* Problem to work on: Report each line of the records below that holds the word "heading".
=====
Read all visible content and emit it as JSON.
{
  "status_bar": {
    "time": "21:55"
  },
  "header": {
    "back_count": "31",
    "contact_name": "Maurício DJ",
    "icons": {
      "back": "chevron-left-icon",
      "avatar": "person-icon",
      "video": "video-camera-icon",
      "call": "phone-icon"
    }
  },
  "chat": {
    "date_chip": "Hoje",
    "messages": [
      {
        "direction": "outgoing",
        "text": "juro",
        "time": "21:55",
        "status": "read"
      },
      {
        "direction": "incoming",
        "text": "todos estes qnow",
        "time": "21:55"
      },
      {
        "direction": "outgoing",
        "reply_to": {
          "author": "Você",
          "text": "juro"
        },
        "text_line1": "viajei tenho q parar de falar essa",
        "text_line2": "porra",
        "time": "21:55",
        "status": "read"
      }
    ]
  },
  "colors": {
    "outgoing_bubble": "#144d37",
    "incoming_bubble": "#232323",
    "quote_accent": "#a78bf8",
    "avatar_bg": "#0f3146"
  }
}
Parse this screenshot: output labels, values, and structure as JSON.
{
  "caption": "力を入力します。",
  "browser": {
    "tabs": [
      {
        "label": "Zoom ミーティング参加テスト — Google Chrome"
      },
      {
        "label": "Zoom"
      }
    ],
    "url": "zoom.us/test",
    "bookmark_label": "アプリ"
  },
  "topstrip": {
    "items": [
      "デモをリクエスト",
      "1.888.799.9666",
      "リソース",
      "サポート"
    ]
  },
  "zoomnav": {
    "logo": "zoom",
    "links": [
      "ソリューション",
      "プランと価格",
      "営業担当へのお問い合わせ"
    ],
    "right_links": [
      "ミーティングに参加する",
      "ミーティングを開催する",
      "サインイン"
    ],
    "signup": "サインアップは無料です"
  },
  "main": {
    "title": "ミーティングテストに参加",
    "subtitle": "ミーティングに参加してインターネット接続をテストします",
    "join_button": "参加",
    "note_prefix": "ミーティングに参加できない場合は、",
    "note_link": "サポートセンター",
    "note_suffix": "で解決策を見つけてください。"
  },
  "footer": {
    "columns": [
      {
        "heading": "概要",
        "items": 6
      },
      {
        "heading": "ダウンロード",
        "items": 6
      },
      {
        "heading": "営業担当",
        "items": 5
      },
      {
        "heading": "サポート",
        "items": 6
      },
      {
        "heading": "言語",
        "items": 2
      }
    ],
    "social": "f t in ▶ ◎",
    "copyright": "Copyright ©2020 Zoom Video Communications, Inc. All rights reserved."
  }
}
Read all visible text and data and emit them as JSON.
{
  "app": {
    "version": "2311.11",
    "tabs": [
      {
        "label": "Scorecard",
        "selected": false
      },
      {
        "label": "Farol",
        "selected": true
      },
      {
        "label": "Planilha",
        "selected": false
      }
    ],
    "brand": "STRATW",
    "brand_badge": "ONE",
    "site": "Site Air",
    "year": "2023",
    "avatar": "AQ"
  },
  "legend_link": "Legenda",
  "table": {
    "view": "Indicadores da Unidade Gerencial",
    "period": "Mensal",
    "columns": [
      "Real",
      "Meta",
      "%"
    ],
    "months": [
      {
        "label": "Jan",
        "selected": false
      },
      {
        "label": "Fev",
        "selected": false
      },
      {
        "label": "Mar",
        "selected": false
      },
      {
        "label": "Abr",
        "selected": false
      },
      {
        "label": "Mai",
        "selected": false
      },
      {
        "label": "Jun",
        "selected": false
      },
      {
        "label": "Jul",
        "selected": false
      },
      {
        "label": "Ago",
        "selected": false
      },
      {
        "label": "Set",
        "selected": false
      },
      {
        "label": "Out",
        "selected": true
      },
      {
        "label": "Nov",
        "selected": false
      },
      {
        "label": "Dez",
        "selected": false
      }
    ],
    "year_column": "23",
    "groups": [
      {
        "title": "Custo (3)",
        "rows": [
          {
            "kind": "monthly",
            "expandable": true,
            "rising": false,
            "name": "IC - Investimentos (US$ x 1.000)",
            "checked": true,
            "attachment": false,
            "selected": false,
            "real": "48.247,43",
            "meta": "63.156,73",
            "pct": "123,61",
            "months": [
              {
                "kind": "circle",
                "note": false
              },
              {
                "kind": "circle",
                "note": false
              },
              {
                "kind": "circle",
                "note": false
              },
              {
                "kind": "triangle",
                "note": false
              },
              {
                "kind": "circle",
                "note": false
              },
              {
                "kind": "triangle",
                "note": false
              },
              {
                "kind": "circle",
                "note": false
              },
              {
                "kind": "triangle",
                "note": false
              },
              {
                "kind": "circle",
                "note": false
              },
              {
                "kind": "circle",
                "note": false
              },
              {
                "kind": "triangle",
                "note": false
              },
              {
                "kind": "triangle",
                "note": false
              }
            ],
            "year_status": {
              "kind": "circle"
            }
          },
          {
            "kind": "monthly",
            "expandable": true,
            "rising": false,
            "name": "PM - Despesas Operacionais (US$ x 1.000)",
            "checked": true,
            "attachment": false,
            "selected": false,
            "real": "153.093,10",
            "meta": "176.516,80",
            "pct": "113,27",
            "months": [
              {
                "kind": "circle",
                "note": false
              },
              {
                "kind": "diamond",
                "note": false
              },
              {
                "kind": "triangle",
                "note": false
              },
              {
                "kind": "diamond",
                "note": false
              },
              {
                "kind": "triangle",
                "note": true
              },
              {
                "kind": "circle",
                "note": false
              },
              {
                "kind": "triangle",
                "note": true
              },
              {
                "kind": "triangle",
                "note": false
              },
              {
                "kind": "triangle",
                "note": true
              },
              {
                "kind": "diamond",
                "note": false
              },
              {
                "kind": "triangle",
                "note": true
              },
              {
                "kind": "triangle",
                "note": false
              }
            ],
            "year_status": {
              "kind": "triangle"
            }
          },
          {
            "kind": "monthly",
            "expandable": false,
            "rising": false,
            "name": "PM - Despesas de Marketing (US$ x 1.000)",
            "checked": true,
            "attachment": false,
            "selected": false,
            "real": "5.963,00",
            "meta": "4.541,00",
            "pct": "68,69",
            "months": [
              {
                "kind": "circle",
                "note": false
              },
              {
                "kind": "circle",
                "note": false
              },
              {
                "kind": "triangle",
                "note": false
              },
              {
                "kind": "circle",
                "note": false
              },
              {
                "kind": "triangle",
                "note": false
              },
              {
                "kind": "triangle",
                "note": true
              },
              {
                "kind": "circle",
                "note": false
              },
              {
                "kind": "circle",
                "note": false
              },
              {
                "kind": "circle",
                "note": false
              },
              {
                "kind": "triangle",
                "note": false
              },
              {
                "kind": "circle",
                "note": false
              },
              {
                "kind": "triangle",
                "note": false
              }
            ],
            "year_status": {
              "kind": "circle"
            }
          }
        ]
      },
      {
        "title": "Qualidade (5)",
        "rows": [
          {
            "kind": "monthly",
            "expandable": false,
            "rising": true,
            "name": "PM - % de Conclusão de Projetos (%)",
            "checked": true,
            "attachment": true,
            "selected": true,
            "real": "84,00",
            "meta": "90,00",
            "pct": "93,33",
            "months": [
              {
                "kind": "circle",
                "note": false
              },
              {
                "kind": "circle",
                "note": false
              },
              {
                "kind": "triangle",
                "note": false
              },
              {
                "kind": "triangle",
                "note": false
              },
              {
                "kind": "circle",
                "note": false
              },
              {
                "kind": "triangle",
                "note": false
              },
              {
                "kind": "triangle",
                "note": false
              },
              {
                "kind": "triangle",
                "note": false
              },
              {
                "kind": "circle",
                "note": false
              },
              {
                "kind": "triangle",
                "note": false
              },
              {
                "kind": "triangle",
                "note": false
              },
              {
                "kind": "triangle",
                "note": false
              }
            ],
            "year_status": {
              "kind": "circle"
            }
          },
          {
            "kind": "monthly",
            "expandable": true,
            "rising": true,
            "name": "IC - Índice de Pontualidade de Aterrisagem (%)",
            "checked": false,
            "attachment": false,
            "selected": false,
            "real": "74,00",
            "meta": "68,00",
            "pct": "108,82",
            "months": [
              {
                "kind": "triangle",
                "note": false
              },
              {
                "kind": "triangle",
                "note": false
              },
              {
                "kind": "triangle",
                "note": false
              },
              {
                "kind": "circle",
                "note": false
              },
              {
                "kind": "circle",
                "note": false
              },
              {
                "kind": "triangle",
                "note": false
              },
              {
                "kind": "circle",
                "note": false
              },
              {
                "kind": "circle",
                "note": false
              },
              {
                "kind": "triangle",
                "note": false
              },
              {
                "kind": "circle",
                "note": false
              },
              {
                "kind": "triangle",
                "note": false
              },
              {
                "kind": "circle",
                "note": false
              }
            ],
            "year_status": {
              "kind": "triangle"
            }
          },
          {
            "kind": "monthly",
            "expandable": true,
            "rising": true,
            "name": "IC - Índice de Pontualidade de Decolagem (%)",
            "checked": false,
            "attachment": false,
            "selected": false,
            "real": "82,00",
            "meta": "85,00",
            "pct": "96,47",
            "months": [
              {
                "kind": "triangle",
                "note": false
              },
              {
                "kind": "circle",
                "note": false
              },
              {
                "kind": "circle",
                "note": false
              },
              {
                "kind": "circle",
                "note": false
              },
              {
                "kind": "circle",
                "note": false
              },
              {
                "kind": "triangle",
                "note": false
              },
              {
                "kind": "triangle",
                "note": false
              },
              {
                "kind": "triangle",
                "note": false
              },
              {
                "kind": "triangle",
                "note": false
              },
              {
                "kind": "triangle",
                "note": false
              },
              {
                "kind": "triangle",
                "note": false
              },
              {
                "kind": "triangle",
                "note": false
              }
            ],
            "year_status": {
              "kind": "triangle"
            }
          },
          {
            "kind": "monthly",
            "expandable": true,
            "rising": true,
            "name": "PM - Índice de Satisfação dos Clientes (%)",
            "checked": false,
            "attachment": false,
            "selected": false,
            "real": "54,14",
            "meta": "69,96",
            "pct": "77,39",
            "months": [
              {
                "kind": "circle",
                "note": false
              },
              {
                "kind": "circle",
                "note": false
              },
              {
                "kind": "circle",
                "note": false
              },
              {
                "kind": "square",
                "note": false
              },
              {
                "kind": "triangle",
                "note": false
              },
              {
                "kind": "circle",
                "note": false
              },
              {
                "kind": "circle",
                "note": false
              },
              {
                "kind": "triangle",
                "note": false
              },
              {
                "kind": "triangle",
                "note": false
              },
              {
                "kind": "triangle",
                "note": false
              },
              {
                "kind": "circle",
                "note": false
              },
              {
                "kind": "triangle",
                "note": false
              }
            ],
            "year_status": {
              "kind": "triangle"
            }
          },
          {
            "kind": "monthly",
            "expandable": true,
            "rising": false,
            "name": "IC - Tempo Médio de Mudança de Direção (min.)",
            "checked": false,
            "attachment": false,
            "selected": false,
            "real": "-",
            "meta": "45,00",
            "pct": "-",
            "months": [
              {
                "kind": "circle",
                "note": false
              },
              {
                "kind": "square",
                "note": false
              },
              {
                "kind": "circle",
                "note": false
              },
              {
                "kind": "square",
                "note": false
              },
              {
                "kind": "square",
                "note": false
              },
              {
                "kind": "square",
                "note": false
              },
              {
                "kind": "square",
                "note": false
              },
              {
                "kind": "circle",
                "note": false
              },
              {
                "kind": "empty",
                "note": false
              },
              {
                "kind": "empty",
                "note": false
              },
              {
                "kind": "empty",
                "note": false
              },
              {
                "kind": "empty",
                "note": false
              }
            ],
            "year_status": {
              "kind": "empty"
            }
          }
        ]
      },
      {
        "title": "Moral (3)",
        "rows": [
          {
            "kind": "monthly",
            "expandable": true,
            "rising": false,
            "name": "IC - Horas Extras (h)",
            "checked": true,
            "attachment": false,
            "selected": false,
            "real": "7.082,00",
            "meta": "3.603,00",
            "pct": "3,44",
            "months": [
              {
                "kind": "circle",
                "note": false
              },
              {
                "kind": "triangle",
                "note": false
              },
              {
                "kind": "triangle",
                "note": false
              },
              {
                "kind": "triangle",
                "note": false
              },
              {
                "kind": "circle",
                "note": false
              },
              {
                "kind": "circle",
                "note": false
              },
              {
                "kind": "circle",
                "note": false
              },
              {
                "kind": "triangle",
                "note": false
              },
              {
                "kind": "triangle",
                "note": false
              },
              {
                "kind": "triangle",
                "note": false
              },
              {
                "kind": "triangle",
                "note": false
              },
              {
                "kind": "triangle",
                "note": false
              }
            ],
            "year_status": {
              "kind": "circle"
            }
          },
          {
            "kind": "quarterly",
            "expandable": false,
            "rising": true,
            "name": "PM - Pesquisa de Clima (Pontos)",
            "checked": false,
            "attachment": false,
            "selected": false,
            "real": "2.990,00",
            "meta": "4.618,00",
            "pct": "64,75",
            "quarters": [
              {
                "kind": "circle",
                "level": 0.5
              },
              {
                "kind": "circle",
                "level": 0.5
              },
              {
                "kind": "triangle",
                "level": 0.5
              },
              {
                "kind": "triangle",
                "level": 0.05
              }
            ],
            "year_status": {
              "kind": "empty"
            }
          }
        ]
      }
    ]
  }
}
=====
* Problem solution:
        "heading": "概要",
        "heading": "ダウンロード",
        "heading": "営業担当",
        "heading": "サポート",
        "heading": "言語",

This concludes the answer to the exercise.